**Your goal**
Search the records for the word "title" and copy every line in which it occurs.

**Recorded data**
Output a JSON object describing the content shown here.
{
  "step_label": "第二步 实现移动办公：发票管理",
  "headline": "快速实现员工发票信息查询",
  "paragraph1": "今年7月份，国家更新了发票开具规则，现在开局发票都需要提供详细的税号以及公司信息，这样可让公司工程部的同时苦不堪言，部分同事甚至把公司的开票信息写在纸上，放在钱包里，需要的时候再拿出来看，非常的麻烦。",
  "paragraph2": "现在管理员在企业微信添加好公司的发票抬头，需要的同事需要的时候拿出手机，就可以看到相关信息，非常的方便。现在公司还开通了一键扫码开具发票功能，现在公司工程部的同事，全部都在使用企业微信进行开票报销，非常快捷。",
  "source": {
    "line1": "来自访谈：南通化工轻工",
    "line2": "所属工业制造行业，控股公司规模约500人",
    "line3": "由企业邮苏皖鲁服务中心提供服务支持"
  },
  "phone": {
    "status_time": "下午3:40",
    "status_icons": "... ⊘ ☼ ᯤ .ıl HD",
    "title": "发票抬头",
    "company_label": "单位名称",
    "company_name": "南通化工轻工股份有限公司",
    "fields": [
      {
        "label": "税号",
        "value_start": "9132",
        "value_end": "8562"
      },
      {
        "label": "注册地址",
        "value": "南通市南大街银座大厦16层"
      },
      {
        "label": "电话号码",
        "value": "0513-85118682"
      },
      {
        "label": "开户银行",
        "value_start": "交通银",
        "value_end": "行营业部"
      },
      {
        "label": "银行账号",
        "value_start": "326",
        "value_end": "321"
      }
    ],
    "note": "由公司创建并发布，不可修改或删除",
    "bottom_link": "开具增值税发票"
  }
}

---

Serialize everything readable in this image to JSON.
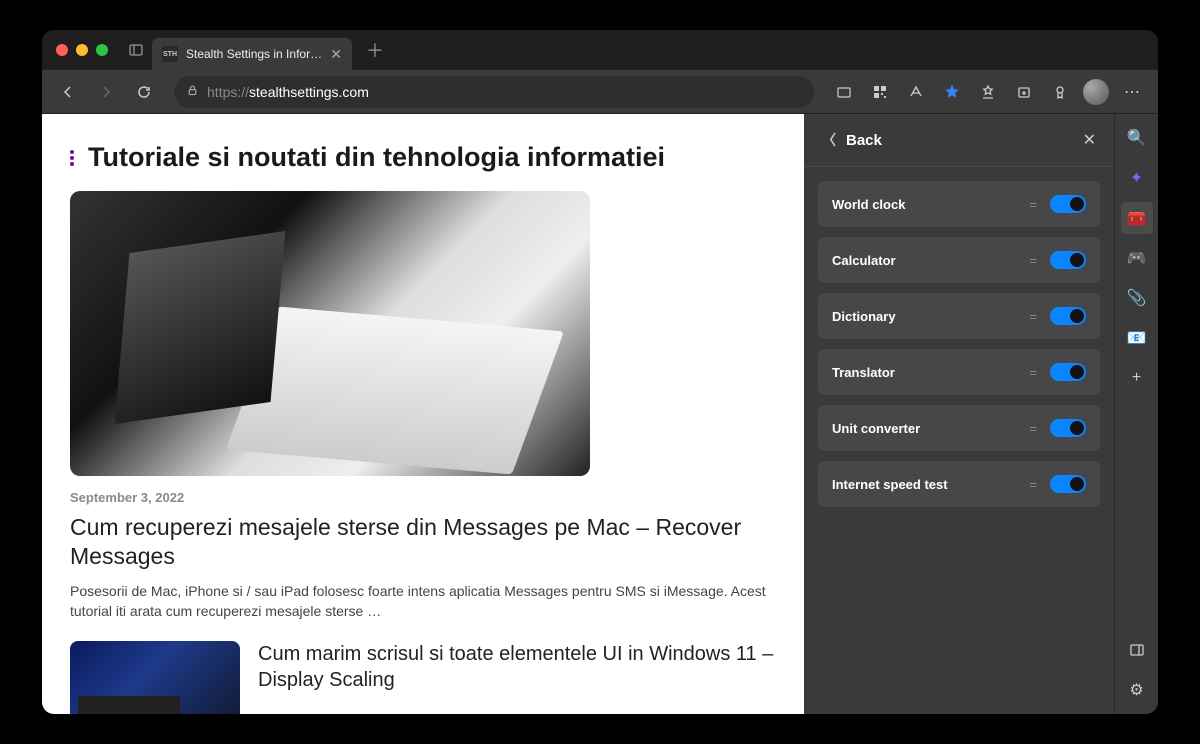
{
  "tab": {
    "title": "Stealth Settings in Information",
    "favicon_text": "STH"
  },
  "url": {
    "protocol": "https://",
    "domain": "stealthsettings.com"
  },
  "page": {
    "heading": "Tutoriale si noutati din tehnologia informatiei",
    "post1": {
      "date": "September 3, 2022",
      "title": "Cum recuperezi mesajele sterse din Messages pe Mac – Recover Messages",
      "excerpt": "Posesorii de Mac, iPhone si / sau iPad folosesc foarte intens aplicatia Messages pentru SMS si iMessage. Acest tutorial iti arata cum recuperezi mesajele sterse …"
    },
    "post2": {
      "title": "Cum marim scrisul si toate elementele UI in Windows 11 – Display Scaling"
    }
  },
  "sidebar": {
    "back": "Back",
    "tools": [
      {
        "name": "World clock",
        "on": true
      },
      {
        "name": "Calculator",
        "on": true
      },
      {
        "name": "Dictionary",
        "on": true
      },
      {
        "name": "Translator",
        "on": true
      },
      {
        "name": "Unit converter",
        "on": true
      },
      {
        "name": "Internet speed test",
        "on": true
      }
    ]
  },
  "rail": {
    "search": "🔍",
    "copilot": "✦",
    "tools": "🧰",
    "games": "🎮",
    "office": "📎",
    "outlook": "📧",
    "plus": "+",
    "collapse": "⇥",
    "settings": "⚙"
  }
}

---

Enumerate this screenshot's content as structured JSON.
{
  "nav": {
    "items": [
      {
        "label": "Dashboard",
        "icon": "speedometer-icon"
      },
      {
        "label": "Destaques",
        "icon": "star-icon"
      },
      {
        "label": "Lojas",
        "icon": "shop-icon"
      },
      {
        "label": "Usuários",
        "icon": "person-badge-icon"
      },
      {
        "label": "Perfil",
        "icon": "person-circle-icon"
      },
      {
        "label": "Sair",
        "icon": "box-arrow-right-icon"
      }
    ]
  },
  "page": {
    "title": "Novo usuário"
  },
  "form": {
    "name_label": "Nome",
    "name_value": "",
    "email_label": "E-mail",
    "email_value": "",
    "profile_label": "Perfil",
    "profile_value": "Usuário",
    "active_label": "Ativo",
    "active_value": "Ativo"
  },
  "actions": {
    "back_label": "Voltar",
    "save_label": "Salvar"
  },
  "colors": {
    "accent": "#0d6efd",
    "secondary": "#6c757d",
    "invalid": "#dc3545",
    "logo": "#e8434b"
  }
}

**Reply to the exercise**
    "title": "发票抬头",
    "title": "Stealth Settings in Information",
      "title": "Cum recuperezi mesajele sterse din Messages pe Mac – Recover Messages",
      "title": "Cum marim scrisul si toate elementele UI in Windows 11 – Display Scaling"
    "title": "Novo usuário"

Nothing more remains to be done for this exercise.